ASSIGNED TASK> All lines of the listing that contain "location" should be shown in full.

INFORMATION SHOWN>
- - -
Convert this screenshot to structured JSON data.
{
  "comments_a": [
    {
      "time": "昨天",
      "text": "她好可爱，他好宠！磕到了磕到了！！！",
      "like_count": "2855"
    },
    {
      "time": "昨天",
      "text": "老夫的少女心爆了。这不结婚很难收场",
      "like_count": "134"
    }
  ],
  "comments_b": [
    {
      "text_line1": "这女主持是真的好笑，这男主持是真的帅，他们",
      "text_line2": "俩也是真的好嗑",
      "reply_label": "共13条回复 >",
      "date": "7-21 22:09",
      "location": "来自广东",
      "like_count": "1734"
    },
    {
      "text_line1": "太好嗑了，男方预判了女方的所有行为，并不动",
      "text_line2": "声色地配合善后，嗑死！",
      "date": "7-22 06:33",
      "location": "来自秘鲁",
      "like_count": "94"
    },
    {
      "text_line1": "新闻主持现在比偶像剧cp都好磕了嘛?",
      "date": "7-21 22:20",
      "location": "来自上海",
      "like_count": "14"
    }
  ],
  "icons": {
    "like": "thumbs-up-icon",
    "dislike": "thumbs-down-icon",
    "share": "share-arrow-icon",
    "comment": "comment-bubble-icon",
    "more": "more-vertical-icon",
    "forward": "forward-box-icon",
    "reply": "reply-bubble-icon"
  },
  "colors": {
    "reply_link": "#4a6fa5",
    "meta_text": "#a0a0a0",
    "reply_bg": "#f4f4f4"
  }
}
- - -
SOLUTION FOR THIS TASK>
      "location": "来自广东",
      "location": "来自秘鲁",
      "location": "来自上海",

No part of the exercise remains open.